We moved along the lugga for nearly two hours but no luck. Just the dik-diks and a few birds to show for it. So just before 9 we turned off and heading uphill for breakfast. Without any real trees in much of Olare Orok (I make it sound very depresssing and barren, but think about the Mara as Olare Orok without the Whistling Thorn and you'll get the picture). Our first choice breakfast bush was found to be occupied by three hyenas during our pre-disembarkation check.

 

Sorry mate... taken.

 

i-zjX2sr7-L.jpg

 

But we found an alternative bush with a beautiful view all the way over the reserve and into the Serengeti. There were giraffes wandering along the Mara River (near Rekero unless my sense of direction was off) and wildebeest on the open plains. From here though we could clearly see that the migration was over, so no expectation of a crossing. Nelson confirmed that a crossing was unlikely, although he said there were still some wildebeest that would be returning to Tanzania, so it was not impossible. No way I'm spending all today looking for leopards and all day tomorrow waiting for a crossing , I thought.

 

After breakfast we find a cheetah and cub relaxing. We'd revisit them if the afternoon on our way back out to a leopard hunt (us doing the hunting, not the elusive leopard I am afraid). They were awake, clearly hungry and relatively alert, but happy to scout for prey from a prone position under the tree.

 

i-w2RZK78-L.jpg

 

 

And in the afternoon the cub spied some potential prey!

 

 

But how to kill it?

 

i-ZNBvvBx-L.jpg

 

 

Confusion!

 

i-ssz3Tjc-L.jpg

 

We also stopped off to watch a male giraffe trying to mate. THe female appeared ready and accepting but he couldn't get it up (get his body up on top of hers, I mean). We waited for a while but the foreplay got less rather than more intense and as it was lunchtime we decided to leave them to it.

 

i-tzPM8h6-L.jpg

 

Since the afternoon is going to be more leopard hunting I declare it Mongoose Afternoon. It was intended humorously but while looking intensely and unsuccessfully for the leopard we "happened" to see dwarf, slender, banded and white-tailed mongooses. We also saw some baboons, including one with a white leg, but it is dull weather, the bush is thick and nothing stays in view for long. I haven't processed any photos from this afternoon yet - it was that dull. Saw a bushbuck and other than the mongooses, excitement level was low. I can't even remember the sundowner and if we had one (maybe we had three and that's why I don't remember?).

 

No problem though - every drive is enjoyable even if not every drive can be memorable. But this is the trouble with these leopard hunts .... putting all of your eggs in one basket. Could have stayed near the cheetahs!

 

 

(Edit: Hang on... cheetah cub trying to hunt a tortoise, four different kinds of mongoose, a baboon with a white leg... how is that not memorable? Spoiled brats with their "Oh we barely saw any leopards this time..." trip reports. :angry: )

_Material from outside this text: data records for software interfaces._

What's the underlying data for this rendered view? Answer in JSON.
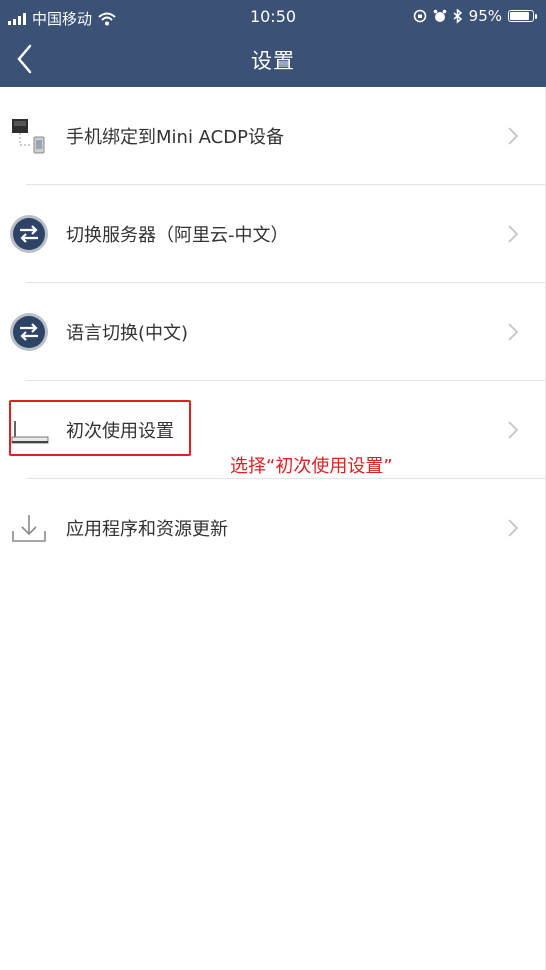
{
  "status_bar": {
    "carrier": "中国移动",
    "time": "10:50",
    "battery": "95%",
    "battery_level": 0.95
  },
  "navbar": {
    "title": "设置",
    "back_icon": "chevron-left-icon"
  },
  "items": [
    {
      "label": "手机绑定到Mini ACDP设备",
      "icon": "phone-device-bind-icon"
    },
    {
      "label": "切换服务器（阿里云-中文）",
      "icon": "swap-arrows-icon"
    },
    {
      "label": "语言切换(中文)",
      "icon": "swap-arrows-icon"
    },
    {
      "label": "初次使用设置",
      "icon": "router-device-icon"
    },
    {
      "label": "应用程序和资源更新",
      "icon": "download-icon"
    }
  ],
  "annotation": {
    "text": "选择“初次使用设置”",
    "color": "#e02020"
  },
  "colors": {
    "header": "#3b5175",
    "highlight": "#e02020"
  }
}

Edited by pault
1 person likes this

Share this post


Link to post
Share on other sites

Just love this report Pault. The Dik Dik is gorgeous, such a difficult animal to photograph, especially with a "Brownie" !!!! :lol:

Share this post


Link to post
Share on other sites

Despite such comfortable tents and free laundry, I was starting to look a little the worse for wear by Day 7...

 

 

Well, ONE part still looks rather clean...

 

:D

Share this post


Link to post
Share on other sites

Create an account or sign in to comment

You need to be a member in order to leave a comment

Create an account

Sign up for a new account in our community. It's easy!


Register a new account

Sign in

Already have an account? Sign in here.


Sign In Now

  • Recently Browsing   0 members

    No registered users viewing this page.


© 2006 - 2017 www.safaritalk.net - Talking Safaris and African Wildlife Conservation since 2006. Passionate about Africa.